February 09, 2010

Tools of the Trade - The Spurtle


I'm a late bloomer when it comes to oatmeal.  Funny thing that - I love all things creamy.  Rice pudding, tapioca and my childhood favourite -
Cream of Wheat.

That's what I had when everyone else at the table was eating polenta, which I decidedly didn't like.  It was one of the few eating quirks I had and so my mother obliged.  Made easier by the fact that my sister didn't - and still won't - eat red tomatoes or garlic.  It was way more complicated for my mother to make lasagna, gnocchi and pizza without tomato sauce than it was for her to make up a pot of Cream of Wheat for me.  I never imagined Cream of Wheat with brown sugar instead of the parmigiano cheese I so generously sprinkled into my bowl.  So naturally oatmeal, Cream of Wheat’s first cousin, never struck me as being particularly breakfast-like.  

And then I discovered steel cut oats.  They were Cream of Wheat with a crunch.  Nutty, delicious and healthy to boot.

McCann’s became an instant staple in the kitchen.  I've already shared my recipe for overnight steel cut oatmeal with apples, but when the weekend rolls around, I don't mind spending the 30 minutes or so it takes to stir up a freshly made pot of oatmeal.

The fundamental challenge with steel cut oats is the "stick" factor.  No matter how low the heat, or how constant the stirring, there always seems to be a tipping point when the bottom of the pot becomes a mess 'o oats.  Enter the spurtle.
Dating from the 15th century, the spurtle is a kitchen utensil whose sole and express raison d’ĂȘtre is to stir oatmeal.
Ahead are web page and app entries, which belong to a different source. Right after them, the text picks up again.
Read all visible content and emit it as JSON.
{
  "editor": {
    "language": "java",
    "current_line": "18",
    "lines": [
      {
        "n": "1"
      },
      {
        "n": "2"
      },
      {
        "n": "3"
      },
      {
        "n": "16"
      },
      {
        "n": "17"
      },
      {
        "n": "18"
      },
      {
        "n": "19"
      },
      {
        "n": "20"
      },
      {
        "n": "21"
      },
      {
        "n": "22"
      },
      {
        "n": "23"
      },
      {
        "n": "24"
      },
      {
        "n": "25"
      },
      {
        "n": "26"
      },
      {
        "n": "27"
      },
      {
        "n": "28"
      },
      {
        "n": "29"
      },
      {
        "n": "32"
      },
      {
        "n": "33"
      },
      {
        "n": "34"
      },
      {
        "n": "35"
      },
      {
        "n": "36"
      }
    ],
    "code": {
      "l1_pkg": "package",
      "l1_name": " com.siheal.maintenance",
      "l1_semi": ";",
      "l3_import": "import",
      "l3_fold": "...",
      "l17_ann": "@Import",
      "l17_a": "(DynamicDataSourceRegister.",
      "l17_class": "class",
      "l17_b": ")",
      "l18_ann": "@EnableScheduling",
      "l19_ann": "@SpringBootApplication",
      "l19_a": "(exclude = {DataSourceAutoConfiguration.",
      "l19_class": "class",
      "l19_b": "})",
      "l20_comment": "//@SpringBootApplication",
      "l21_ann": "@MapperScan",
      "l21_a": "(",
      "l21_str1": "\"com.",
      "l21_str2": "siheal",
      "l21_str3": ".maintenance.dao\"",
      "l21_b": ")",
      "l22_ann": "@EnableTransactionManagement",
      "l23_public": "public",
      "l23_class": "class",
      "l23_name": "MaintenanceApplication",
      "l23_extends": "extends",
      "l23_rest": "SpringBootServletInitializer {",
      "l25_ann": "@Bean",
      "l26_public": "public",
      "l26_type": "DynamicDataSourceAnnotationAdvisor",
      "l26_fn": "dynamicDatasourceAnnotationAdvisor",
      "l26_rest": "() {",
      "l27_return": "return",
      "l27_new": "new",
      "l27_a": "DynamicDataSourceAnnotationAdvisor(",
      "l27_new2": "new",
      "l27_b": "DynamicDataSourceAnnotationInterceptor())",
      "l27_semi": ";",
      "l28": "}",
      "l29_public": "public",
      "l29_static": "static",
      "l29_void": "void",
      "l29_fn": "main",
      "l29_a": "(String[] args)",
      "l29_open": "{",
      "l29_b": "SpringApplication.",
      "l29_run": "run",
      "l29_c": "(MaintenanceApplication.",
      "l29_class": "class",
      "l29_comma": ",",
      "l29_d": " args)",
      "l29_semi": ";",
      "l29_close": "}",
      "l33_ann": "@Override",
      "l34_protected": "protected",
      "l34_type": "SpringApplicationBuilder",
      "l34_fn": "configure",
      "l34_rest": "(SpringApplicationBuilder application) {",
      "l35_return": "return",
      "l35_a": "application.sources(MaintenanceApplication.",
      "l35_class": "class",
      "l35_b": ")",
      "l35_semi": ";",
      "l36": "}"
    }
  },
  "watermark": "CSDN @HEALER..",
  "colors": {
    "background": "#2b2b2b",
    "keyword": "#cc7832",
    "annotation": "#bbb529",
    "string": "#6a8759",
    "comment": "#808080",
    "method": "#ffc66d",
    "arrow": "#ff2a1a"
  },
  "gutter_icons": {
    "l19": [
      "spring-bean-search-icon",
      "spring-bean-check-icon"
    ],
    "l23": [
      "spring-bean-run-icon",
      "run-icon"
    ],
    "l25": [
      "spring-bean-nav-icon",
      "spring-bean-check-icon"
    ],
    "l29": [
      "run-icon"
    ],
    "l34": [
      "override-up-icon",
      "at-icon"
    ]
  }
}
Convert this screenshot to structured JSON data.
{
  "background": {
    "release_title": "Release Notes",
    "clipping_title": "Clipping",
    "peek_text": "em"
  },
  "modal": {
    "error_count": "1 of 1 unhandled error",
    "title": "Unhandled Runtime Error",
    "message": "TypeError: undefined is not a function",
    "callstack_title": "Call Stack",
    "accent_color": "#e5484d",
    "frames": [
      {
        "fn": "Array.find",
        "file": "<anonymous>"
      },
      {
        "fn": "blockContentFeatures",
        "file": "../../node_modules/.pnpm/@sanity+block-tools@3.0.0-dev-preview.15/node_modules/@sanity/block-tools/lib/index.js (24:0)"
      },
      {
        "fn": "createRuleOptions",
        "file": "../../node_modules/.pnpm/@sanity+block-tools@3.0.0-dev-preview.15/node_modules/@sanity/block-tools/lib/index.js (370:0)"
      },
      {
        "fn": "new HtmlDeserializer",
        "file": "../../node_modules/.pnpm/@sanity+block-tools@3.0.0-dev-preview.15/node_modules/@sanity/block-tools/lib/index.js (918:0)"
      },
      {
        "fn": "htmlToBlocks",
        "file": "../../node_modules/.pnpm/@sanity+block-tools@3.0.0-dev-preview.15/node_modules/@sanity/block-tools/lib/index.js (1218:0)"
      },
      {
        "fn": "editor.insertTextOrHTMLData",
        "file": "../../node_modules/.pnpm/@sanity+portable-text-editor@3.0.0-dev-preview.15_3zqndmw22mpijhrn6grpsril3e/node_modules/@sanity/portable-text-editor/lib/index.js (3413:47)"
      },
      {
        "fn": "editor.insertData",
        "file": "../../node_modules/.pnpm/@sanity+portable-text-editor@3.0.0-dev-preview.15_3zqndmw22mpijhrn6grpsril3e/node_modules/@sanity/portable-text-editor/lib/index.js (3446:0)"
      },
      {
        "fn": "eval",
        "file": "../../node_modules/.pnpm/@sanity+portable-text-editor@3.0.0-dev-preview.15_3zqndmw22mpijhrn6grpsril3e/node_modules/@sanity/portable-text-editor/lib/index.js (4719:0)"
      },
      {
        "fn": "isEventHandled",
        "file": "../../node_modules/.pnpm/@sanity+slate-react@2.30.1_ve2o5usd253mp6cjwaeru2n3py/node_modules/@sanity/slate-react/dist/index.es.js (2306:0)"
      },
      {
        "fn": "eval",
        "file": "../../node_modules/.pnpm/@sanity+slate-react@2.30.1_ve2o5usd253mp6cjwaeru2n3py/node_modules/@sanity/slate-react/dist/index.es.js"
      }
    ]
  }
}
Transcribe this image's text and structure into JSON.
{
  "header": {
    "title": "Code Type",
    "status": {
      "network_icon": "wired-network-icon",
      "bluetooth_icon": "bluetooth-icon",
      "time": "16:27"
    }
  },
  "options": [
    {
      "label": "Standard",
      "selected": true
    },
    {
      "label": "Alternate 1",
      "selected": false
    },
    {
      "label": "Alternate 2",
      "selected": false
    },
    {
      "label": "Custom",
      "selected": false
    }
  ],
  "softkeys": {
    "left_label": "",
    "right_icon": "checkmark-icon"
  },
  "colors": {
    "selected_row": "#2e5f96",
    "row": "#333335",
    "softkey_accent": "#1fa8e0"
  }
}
Simple, elegant, and exactly right for what it is meant to do, my spurtle is all the more loved because its design hasn't changed for hundreds of years.  As I stir the oatmeal lazily and sip my coffee, I'm connected to an ancient cooking ritual.

Tips for Perfect Steel Cut Oats

Bring 4 cups salted water to a firm boil  and add 1 cup steel cut oatmeal.  Let the oatmeal simmer briskly for five minutes before lowering the heat.  Cook and stir for 30 to 40 minutes until creamy but with a bit of a bite (think pasta al dente).  I'm still a bit of a purist - no brown sugar for me - but marcona almonds add a decadent touch to a perfectly wholesome breakfast.